To do: Write out, exactly and in full, the records given below, but not their pictures.

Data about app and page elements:
········

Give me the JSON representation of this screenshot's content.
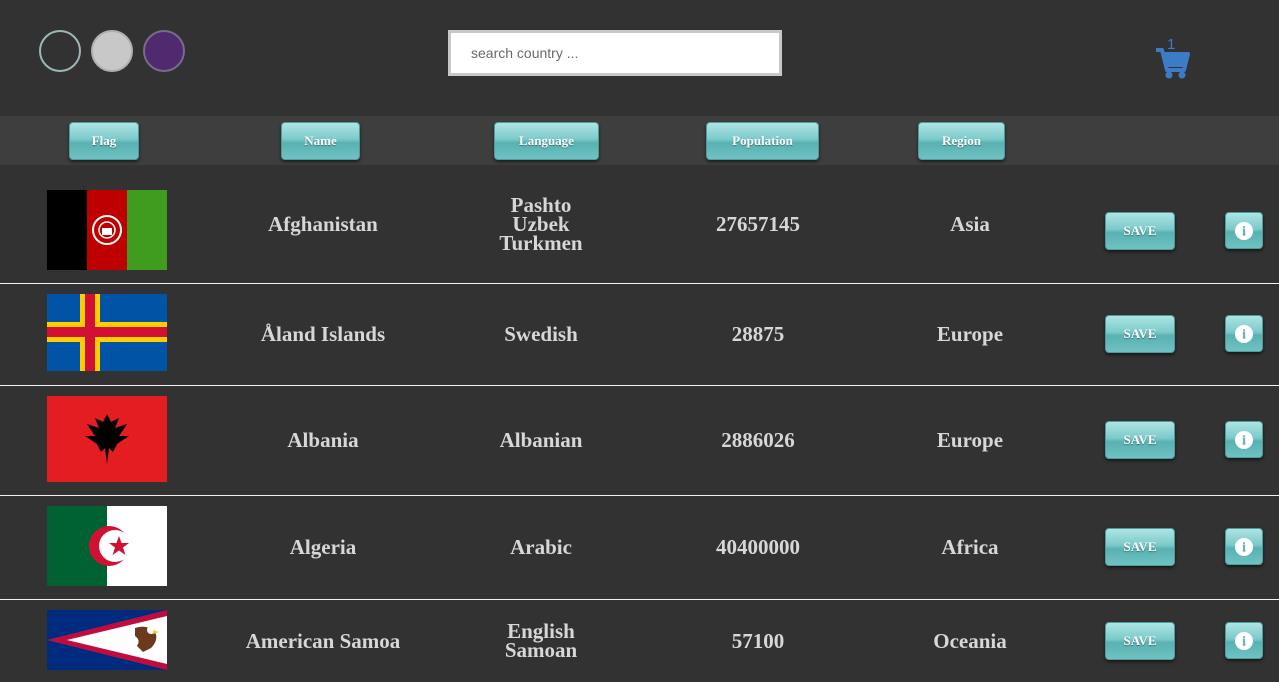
{
  "theme": {
    "dots": [
      {
        "name": "theme-dark-button",
        "color": "#323232",
        "border": "#9ab8b8"
      },
      {
        "name": "theme-light-button",
        "color": "#c8c8c8",
        "border": "#b0b0b0"
      },
      {
        "name": "theme-purple-button",
        "color": "#502a6e",
        "border": "#7a6a8e"
      }
    ]
  },
  "search": {
    "placeholder": "search country ...",
    "value": ""
  },
  "cart": {
    "count": "1",
    "icon": "cart-icon",
    "color": "#3c7cc6"
  },
  "columns": {
    "flag": "Flag",
    "name": "Name",
    "language": "Language",
    "population": "Population",
    "region": "Region"
  },
  "rows": [
    {
      "flag": "afghanistan-flag",
      "name": "Afghanistan",
      "languages": "Pashto\nUzbek\nTurkmen",
      "population": "27657145",
      "region": "Asia",
      "save": "SAVE",
      "info_icon": "info-icon"
    },
    {
      "flag": "aland-flag",
      "name": "Åland Islands",
      "languages": "Swedish",
      "population": "28875",
      "region": "Europe",
      "save": "SAVE",
      "info_icon": "info-icon"
    },
    {
      "flag": "albania-flag",
      "name": "Albania",
      "languages": "Albanian",
      "population": "2886026",
      "region": "Europe",
      "save": "SAVE",
      "info_icon": "info-icon"
    },
    {
      "flag": "algeria-flag",
      "name": "Algeria",
      "languages": "Arabic",
      "population": "40400000",
      "region": "Africa",
      "save": "SAVE",
      "info_icon": "info-icon"
    },
    {
      "flag": "american-samoa-flag",
      "name": "American Samoa",
      "languages": "English\nSamoan",
      "population": "57100",
      "region": "Oceania",
      "save": "SAVE",
      "info_icon": "info-icon"
    }
  ]
}
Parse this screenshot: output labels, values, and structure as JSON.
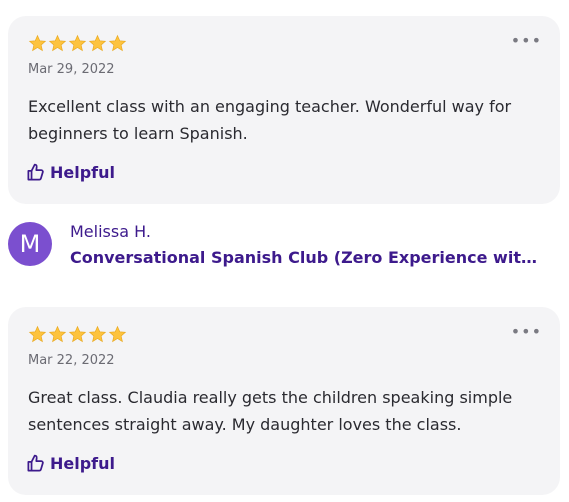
{
  "reviews": [
    {
      "rating": 5,
      "date": "Mar 29, 2022",
      "text": "Excellent class with an engaging teacher. Wonderful way for beginners to learn Spanish.",
      "helpful_label": "Helpful",
      "more_label": "•••"
    },
    {
      "rating": 5,
      "date": "Mar 22, 2022",
      "text": "Great class. Claudia really gets the children speaking simple sentences straight away. My daughter loves the class.",
      "helpful_label": "Helpful",
      "more_label": "•••"
    }
  ],
  "reviewer": {
    "initial": "M",
    "name": "Melissa H.",
    "class_title": "Conversational Spanish Club (Zero Experience with Spanish)"
  },
  "colors": {
    "star": "#fdc33e",
    "accent": "#3d1a8c",
    "avatar": "#7b4fcf",
    "card_bg": "#f4f4f6"
  },
  "icons": {
    "star": "star-icon",
    "helpful": "thumbs-up-icon",
    "more": "more-horizontal-icon"
  }
}
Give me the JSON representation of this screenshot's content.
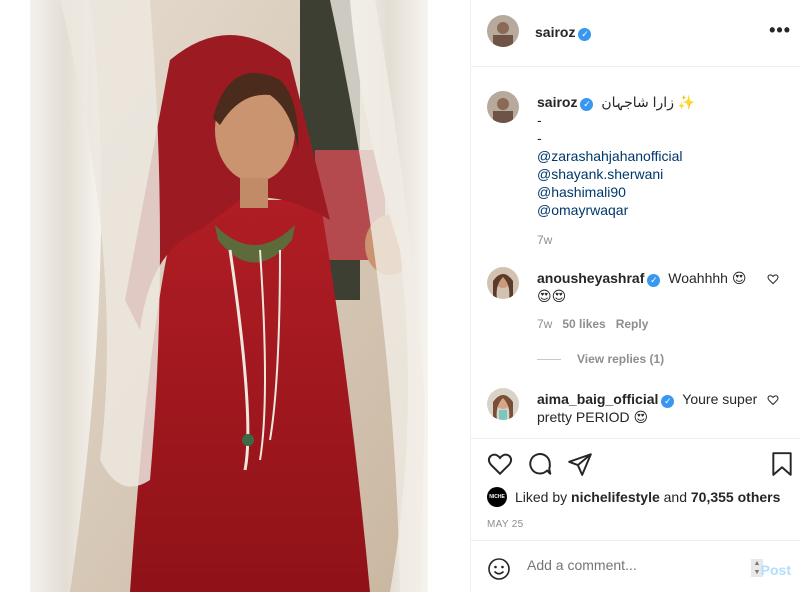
{
  "post": {
    "author": "sairoz",
    "caption_line": "زارا شاجہان ✨",
    "caption_dashes": [
      "-",
      "-"
    ],
    "mentions": [
      "@zarashahjahanofficial",
      "@shayank.sherwani",
      "@hashimali90",
      "@omayrwaqar"
    ],
    "time": "7w"
  },
  "header": {
    "more_label": "•••"
  },
  "comments": [
    {
      "user": "anousheyashraf",
      "text": "Woahhhh 😍",
      "text2": "😍😍",
      "time": "7w",
      "likes": "50 likes",
      "reply": "Reply"
    },
    {
      "user": "aima_baig_official",
      "text": "Youre super pretty PERIOD 😍"
    }
  ],
  "view_replies": "View replies (1)",
  "likes": {
    "prefix": "Liked by",
    "user": "nichelifestyle",
    "joiner": "and",
    "count": "70,355 others",
    "badge": "NICHE"
  },
  "date": "MAY 25",
  "add_comment": {
    "placeholder": "Add a comment...",
    "post_label": "Post"
  },
  "colors": {
    "link": "#00376b",
    "verified": "#3897f0",
    "muted": "#8e8e8e",
    "dress": "#a3171e"
  }
}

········

Exercise answer:
Give me the JSON representation of this screenshot's content.
{
  "theme": {
    "dots": [
      {
        "name": "theme-dark-button",
        "color": "#323232",
        "border": "#9ab8b8"
      },
      {
        "name": "theme-light-button",
        "color": "#c8c8c8",
        "border": "#b0b0b0"
      },
      {
        "name": "theme-purple-button",
        "color": "#502a6e",
        "border": "#7a6a8e"
      }
    ]
  },
  "search": {
    "placeholder": "search country ...",
    "value": ""
  },
  "cart": {
    "count": "1",
    "icon": "cart-icon",
    "color": "#3c7cc6"
  },
  "columns": {
    "flag": "Flag",
    "name": "Name",
    "language": "Language",
    "population": "Population",
    "region": "Region"
  },
  "rows": [
    {
      "flag": "afghanistan-flag",
      "name": "Afghanistan",
      "languages": "Pashto\nUzbek\nTurkmen",
      "population": "27657145",
      "region": "Asia",
      "save": "SAVE",
      "info_icon": "info-icon"
    },
    {
      "flag": "aland-flag",
      "name": "Åland Islands",
      "languages": "Swedish",
      "population": "28875",
      "region": "Europe",
      "save": "SAVE",
      "info_icon": "info-icon"
    },
    {
      "flag": "albania-flag",
      "name": "Albania",
      "languages": "Albanian",
      "population": "2886026",
      "region": "Europe",
      "save": "SAVE",
      "info_icon": "info-icon"
    },
    {
      "flag": "algeria-flag",
      "name": "Algeria",
      "languages": "Arabic",
      "population": "40400000",
      "region": "Africa",
      "save": "SAVE",
      "info_icon": "info-icon"
    },
    {
      "flag": "american-samoa-flag",
      "name": "American Samoa",
      "languages": "English\nSamoan",
      "population": "57100",
      "region": "Oceania",
      "save": "SAVE",
      "info_icon": "info-icon"
    }
  ]
}
Parse this screenshot: output labels, values, and structure as JSON.
{
  "reviews": [
    {
      "rating": 5,
      "date": "Mar 29, 2022",
      "text": "Excellent class with an engaging teacher. Wonderful way for beginners to learn Spanish.",
      "helpful_label": "Helpful",
      "more_label": "•••"
    },
    {
      "rating": 5,
      "date": "Mar 22, 2022",
      "text": "Great class. Claudia really gets the children speaking simple sentences straight away. My daughter loves the class.",
      "helpful_label": "Helpful",
      "more_label": "•••"
    }
  ],
  "reviewer": {
    "initial": "M",
    "name": "Melissa H.",
    "class_title": "Conversational Spanish Club (Zero Experience with Spanish)"
  },
  "colors": {
    "star": "#fdc33e",
    "accent": "#3d1a8c",
    "avatar": "#7b4fcf",
    "card_bg": "#f4f4f6"
  },
  "icons": {
    "star": "star-icon",
    "helpful": "thumbs-up-icon",
    "more": "more-horizontal-icon"
  }
}
Give me the JSON representation of this screenshot's content.
{
  "post": {
    "author": "sairoz",
    "caption_line": "زارا شاجہان ✨",
    "caption_dashes": [
      "-",
      "-"
    ],
    "mentions": [
      "@zarashahjahanofficial",
      "@shayank.sherwani",
      "@hashimali90",
      "@omayrwaqar"
    ],
    "time": "7w"
  },
  "header": {
    "more_label": "•••"
  },
  "comments": [
    {
      "user": "anousheyashraf",
      "text": "Woahhhh 😍",
      "text2": "😍😍",
      "time": "7w",
      "likes": "50 likes",
      "reply": "Reply"
    },
    {
      "user": "aima_baig_official",
      "text": "Youre super pretty PERIOD 😍"
    }
  ],
  "view_replies": "View replies (1)",
  "likes": {
    "prefix": "Liked by",
    "user": "nichelifestyle",
    "joiner": "and",
    "count": "70,355 others",
    "badge": "NICHE"
  },
  "date": "MAY 25",
  "add_comment": {
    "placeholder": "Add a comment...",
    "post_label": "Post"
  },
  "colors": {
    "link": "#00376b",
    "verified": "#3897f0",
    "muted": "#8e8e8e",
    "dress": "#a3171e"
  }
}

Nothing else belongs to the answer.